Thursday, July 24, 2008

Today in History: O. Henry leaves prison, launches literary career

Here's an interesting historical footnote for the literary minded among you; today's the anniversary of the release from prison of one of Texas' great short story writers:
July 24 - O. Henry is released from prison on this day in 1901. William Sydney Porter, otherwise known as O. Henry, is released from prison ... after serving three years ... for embezzlement from a bank in Austin, Texas.

To escape imprisonment, Porter had fled the authorities and hidden in Honduras, but returned when his wife, still in the U.S., was diagnosed with a terminal illness. He went to jail and began writing stories to support his young daughter while he was in prison.

After his release, Porter moved to New York and worked for New York World, writing one short story a week from 1903 to 1906. In 1904, his first story collection, Cabbages and Kings, was published. His second, The Four Million (1906), contained one of his most beloved stories, The Gift of the Magi, about a poor couple who each sacrifice their most valuable possession to buy a gift for the other.

Additional collections appeared in 1906 and 1907, and two collections a year were published in 1908 until his death in 1910. He specialized in stories about everyday people, often ending with an unexpected twist. Despite the enormous popularity of the nearly 300 stories he published, he led a difficult life, struggling with financial problems and alcoholism until his death in 1910.
Via Focus News Agency.


Anonymous said...

P.S. Ruckman, Jr. said...

Great post. I don't feel so all alone anymore!

I don't know if any more dead people will be pardoned.

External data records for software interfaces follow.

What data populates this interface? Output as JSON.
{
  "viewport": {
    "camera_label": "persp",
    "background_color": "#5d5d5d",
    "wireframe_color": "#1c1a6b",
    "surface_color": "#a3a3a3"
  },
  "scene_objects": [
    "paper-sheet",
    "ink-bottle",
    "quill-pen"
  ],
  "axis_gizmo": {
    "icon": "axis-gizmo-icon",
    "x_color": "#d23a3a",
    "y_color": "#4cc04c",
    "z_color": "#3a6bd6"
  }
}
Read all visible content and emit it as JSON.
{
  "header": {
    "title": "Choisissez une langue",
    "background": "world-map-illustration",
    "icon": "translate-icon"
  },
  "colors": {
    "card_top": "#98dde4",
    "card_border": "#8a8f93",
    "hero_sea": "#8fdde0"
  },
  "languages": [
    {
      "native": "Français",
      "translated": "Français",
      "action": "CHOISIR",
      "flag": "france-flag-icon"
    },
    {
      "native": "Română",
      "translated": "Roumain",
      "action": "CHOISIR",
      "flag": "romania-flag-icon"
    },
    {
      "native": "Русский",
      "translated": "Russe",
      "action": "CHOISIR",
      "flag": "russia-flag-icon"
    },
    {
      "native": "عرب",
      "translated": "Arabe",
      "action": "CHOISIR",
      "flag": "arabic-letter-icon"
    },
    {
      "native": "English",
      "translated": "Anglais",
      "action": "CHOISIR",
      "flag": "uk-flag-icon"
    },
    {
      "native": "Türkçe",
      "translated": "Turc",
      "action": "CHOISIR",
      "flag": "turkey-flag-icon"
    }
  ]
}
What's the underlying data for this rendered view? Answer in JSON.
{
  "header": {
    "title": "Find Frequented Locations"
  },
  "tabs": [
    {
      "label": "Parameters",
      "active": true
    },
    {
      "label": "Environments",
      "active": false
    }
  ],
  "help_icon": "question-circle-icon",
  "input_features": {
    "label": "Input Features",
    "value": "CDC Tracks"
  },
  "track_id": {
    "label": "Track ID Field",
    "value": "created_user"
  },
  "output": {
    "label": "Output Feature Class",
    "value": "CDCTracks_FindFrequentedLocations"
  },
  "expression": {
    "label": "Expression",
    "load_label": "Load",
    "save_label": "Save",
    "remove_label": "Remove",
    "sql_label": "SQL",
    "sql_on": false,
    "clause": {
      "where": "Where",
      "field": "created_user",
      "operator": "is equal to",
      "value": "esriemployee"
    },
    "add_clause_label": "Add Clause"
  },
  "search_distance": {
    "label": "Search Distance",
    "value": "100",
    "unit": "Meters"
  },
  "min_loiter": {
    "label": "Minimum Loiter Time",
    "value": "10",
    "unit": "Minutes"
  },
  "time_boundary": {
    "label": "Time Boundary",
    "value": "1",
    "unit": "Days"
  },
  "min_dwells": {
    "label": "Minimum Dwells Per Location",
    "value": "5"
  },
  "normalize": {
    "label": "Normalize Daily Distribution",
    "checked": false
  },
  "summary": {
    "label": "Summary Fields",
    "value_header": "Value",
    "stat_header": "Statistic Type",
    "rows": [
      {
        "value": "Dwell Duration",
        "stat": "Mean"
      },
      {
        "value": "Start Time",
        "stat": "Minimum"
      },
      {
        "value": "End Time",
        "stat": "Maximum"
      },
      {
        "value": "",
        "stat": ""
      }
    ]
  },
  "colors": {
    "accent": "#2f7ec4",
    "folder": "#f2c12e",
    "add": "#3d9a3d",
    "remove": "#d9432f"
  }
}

But it seems to me O. Henry should make that short list.

Anonymous said...

To pardon someone you should have a clear understanding of the crime and an iota of compassion. Our current leadership lacks both.